CHINCOTEAGUE, VA. -- Quail hunting is surely our most elegant gun sport -- challenging, rich in tradition and pure visual pleasure on a crisp winter day.

But like the trolley car, the wicker picnic basket, the pristine mountain trout stream and other sentiments of the past, it's vanishing fast.

"Quail are just one of the things we're forgoing to manage highly efficient, productive and hopefully solvent farm operations," said Peter Jayne, chief of the small game program in Maryland, where quail hunters took 250,000 birds in 1975-'76, but only 80,000 in 1988-'89.

If those numbers sound arresting, they're not isolated. Quail populations are in a tailspin all over the Southeast. Here in Virginia, the hunting take dropped six-fold in 20 years, from almost 1.2 million birds in 1968-'69 to just 188,000 in 1989-'90.

State wildlife biologist Mike Fies says urbanization, "clean farming," pesticides and herbicides apparently are to blame. Today, he said, some old farms where quail once thrived are housing projects. Others are "monocultures" -- huge biological deserts attuned strictly to maximum production of corn, soybeans or wheat, with no room for stowaways.

"We can't blame the farmers," said Fies. "These are hard times. They're trying to squeeze everything they can from their fields just to make a living."

Caught in the crush are quail -- nervous, flighty little creatures that roost in a circle. You find where they've been by locating a saucer-sized pod of their tiny, white droppings surrounded by a perfect ring of patted-down weeds. They'll sit for hours that way, tails together and heads pointed out in search of danger from any direction. When trouble nears, the covey erupts in wild, noisy flight.

Once my son and I took a shortcut through the woods behind our house and he practically stepped on a covey of 15 quail. He froze in terror, mouth agape, when they blasted off around him.

"Quail!" I shouted happily. But we don't see them there anymore.

To tell the truth, you can hardly find a covey if you spend all day searching prime quail country with a good bird dog.

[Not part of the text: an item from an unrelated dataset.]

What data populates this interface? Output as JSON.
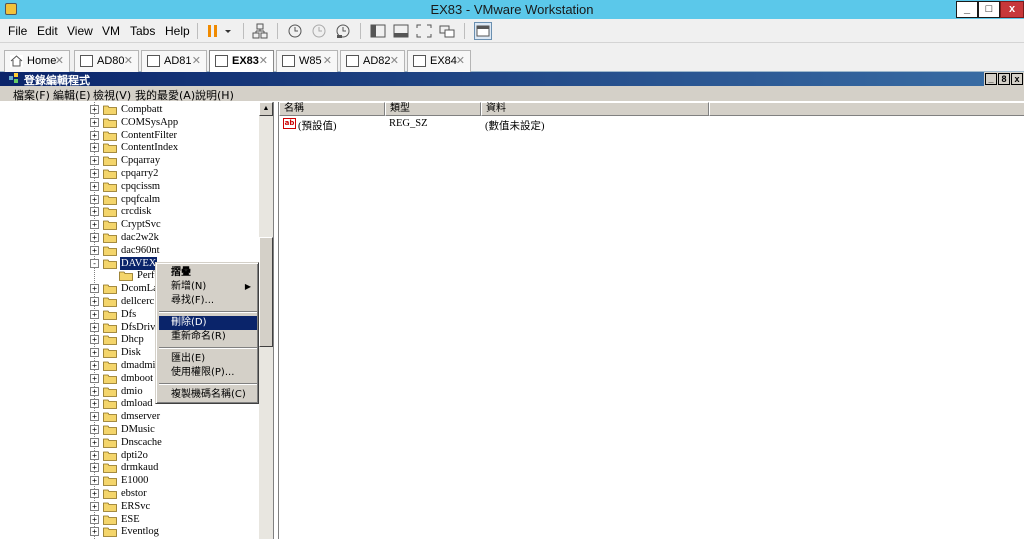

Last week, Luther Carter and I roamed farm fields here on the lower Eastern Shore with his English setter, Gus. In eight hours of hard hunting, we unearthed just two single birds and one small covey of seven or eight. I fired the gun once on the covey rise by instinct, and was glad I missed.

It was a worse showing -- but not by much -- than on opening day two months earlier, when Chris Clarke, Jim Farmer and I hunted nearby Maryland farm fields all day over three fine dogs and finally flushed two coveys just before dusk.

Days like that are enough to make all but a few bird hunters move on to something else, which is just what's happening. Fies said in the last 20 years, the number of Virginia quail hunters has slid from 135,000 to 28,000.

Those left are diehards who keep the best dogs and have access to the best cover. Yet with little competition and the best ground to choose from, the average success of even those diehards continues to fall. In 1978-'79, Virginia hunters reported flushing .43 coveys per hour; in '88-'89 it was down to .28 coveys per hour.

So what's going on?

"The problem is," said Farmer, a founder of Maryland's Quail Unlimited chapter, "that nobody knows what the problem is."

But biologists such as Fies and Jayne have strong ideas, and mostly they center on farming practices.

Years ago, said Jayne, farmers had smaller fields and rotated their crops, leaving some fields fallow for two or three years at a stretch to regenerate. These small, fallow fields were prime quail nesting and roosting cover, full of bugs and seeds to eat, with weeds tall enough to hide from predators, but sparse enough to get around in.

Today, said Jayne, no one can afford to leave a field fallow. Many farmers even double-crop their fields, planting corn or soybeans in summer and wheat in winter to make ends meet.

Meantime, use of pesticides and herbicides has more than doubled, drastically reducing the number of seeds and bugs, and financial pressures have forced farmers to plow under their hedgerows and push into the woods edges, places where quail historically sheltered.

The resulting huge, unbroken fields show barely a sign of life other than the desired crop. Walk across a 300-acre harvested Eastern Shore corn or soybean field in winter and you'll see no sign of a bug, a worm, a bird, a rodent or a weed -- just a flat expanse of grey, sticky mud waiting for the next application of wonder chemicals.

Is there hope? Not much.

Jayne and Fies are having some success encouraging farmers to plant marginal and "set-aside" land -- land the government pays to keep out of production for conservation reasons -- in cover conducive to quail and other small wildlife.

Likewise, Quail Unlimited chapters offer free seed and advice to farmers willing to plant patches for birds.

But since the best quail cover is and always has been on private farmland, success depends on the voluntary interest and willingness of farmers to participate. And these days, they have a lot else on their minds.

Meantime, the quail-spin continues. "It's a quiet crisis," said Jayne. "People are a lot more vocal about some other species. They're relatively quiet about quail. I guess a lot of hunters just drift off to something else, like deer hunting. There are a lot of deer out there now."